▶ TASK TO COMPLETE:
Search the material below for "presence" and copy every line where it occurs.

↓↓↓

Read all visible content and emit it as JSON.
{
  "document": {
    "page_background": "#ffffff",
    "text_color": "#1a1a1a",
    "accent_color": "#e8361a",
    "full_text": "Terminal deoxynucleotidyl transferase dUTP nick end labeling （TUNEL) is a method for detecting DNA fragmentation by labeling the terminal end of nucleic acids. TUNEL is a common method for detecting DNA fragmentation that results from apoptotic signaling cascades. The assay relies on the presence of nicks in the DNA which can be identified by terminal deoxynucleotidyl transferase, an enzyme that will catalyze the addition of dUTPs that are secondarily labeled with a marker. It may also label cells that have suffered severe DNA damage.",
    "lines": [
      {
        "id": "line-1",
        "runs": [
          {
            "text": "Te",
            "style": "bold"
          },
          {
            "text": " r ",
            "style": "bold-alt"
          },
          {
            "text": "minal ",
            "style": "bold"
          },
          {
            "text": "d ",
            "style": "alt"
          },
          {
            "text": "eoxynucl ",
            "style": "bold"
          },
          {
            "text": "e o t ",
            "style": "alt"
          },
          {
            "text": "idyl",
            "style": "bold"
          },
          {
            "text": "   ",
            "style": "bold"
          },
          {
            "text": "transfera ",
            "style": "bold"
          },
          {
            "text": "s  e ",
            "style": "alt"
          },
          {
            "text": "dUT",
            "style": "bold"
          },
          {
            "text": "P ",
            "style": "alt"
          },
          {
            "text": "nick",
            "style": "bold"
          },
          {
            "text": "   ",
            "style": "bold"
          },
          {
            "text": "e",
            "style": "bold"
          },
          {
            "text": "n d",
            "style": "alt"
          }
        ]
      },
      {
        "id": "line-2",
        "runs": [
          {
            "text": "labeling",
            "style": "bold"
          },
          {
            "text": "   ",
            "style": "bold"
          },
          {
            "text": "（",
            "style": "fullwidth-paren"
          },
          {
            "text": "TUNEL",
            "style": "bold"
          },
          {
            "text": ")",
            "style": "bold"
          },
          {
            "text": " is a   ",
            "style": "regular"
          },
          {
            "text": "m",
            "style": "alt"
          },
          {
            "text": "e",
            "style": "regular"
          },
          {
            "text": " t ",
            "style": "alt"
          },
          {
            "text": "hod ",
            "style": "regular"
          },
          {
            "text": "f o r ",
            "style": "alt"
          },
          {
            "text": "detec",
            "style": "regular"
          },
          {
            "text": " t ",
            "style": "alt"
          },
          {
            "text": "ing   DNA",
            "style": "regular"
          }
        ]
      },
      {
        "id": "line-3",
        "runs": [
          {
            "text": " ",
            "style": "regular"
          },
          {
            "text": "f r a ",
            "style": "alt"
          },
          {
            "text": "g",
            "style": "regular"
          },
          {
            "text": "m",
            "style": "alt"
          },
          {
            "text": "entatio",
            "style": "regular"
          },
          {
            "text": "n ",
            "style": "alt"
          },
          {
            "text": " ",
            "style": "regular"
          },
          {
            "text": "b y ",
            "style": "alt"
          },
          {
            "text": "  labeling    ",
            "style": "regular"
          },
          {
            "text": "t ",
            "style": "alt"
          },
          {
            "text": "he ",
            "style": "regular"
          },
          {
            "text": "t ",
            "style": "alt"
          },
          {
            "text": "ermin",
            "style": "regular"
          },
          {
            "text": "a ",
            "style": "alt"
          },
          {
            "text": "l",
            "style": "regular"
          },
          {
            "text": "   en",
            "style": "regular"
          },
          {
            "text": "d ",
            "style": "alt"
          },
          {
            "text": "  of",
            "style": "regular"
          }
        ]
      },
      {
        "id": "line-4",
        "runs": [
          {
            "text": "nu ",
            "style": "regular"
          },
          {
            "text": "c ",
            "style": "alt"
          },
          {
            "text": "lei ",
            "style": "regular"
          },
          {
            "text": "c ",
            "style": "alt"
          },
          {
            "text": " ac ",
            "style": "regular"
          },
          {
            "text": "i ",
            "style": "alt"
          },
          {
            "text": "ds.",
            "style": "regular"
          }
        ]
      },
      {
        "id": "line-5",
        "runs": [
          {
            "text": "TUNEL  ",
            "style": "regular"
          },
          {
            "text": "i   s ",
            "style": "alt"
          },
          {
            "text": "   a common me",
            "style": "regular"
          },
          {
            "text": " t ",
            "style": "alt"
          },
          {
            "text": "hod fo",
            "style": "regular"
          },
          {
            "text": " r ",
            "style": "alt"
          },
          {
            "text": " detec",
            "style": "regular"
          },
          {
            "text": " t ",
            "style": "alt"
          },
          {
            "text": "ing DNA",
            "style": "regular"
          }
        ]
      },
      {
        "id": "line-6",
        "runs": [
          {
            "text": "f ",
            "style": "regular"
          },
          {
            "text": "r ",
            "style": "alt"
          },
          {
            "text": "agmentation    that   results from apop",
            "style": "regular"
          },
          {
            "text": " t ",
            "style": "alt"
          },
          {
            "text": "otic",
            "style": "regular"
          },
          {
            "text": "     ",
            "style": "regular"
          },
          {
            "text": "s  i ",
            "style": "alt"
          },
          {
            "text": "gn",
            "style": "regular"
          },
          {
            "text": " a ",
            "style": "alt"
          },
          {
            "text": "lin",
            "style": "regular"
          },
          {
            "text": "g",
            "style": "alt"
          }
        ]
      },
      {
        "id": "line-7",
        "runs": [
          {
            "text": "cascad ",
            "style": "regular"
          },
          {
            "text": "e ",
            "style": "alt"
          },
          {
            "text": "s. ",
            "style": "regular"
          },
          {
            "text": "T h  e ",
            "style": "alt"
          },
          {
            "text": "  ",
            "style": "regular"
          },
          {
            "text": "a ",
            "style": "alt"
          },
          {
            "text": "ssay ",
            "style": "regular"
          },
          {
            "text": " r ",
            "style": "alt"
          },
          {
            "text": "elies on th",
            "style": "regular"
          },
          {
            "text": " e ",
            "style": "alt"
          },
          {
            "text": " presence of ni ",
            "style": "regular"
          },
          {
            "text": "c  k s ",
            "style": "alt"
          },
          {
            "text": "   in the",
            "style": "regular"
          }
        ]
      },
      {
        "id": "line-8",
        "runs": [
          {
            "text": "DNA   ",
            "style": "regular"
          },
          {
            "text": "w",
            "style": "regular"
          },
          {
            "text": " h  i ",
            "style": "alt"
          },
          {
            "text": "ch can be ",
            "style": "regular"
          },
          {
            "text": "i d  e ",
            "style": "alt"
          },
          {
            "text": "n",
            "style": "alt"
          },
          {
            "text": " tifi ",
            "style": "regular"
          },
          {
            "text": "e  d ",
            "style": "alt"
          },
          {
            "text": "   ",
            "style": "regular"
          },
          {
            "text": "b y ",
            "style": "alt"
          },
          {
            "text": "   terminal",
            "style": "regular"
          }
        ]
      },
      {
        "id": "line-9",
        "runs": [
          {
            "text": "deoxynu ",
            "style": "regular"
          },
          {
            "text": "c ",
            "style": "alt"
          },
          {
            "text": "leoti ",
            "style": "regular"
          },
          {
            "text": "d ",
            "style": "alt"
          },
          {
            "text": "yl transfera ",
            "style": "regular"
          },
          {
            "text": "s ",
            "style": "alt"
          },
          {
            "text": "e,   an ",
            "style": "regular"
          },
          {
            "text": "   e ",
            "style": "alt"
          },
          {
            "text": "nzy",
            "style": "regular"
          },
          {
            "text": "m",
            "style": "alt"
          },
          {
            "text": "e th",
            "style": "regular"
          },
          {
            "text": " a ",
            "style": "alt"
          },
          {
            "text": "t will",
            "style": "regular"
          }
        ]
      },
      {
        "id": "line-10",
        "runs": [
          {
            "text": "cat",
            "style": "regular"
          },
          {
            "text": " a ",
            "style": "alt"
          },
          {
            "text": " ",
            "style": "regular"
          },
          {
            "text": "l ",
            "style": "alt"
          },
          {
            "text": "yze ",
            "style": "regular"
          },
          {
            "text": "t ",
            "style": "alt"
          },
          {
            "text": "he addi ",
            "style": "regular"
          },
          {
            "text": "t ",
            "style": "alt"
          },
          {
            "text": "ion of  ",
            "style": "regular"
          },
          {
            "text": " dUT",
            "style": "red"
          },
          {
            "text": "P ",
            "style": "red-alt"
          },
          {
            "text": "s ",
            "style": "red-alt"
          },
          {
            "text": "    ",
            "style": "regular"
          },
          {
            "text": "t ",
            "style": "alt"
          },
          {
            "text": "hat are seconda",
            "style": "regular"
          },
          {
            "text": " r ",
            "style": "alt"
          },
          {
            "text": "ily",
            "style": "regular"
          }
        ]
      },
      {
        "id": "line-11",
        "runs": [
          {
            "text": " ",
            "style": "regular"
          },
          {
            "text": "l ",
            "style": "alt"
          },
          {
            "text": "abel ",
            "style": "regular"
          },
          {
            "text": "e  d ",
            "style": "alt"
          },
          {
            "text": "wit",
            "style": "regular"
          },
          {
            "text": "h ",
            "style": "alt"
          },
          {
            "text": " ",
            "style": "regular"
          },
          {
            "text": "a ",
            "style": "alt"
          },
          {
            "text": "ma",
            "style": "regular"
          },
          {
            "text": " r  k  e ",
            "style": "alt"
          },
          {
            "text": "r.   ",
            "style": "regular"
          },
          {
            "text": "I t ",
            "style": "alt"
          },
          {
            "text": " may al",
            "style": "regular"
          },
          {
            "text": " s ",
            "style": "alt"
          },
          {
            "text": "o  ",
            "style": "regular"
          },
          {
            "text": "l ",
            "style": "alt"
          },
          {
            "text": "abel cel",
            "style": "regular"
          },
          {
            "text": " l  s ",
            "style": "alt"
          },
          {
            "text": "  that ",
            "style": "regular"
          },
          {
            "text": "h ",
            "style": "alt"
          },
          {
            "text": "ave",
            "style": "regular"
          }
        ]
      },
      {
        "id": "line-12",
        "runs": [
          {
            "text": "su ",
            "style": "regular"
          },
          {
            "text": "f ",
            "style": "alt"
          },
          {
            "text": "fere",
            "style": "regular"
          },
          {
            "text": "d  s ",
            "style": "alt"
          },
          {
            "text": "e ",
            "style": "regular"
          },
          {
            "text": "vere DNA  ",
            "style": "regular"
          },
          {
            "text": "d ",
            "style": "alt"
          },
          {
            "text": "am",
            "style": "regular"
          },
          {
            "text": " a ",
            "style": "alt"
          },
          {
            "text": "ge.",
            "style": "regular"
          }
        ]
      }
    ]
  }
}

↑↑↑

▶ ANSWER BELOW:
    "full_text": "Terminal deoxynucleotidyl transferase dUTP nick end labeling （TUNEL) is a method for detecting DNA fragmentation by labeling the terminal end of nucleic acids. TUNEL is a common method for detecting DNA fragmentation that results from apoptotic signaling cascades. The assay relies on the presence of nicks in the DNA which can be identified by terminal deoxynucleotidyl transferase, an enzyme that will catalyze the addition of dUTPs that are secondarily labeled with a marker. It may also label cells that have suffered severe DNA damage.",
            "text": " presence of ni ",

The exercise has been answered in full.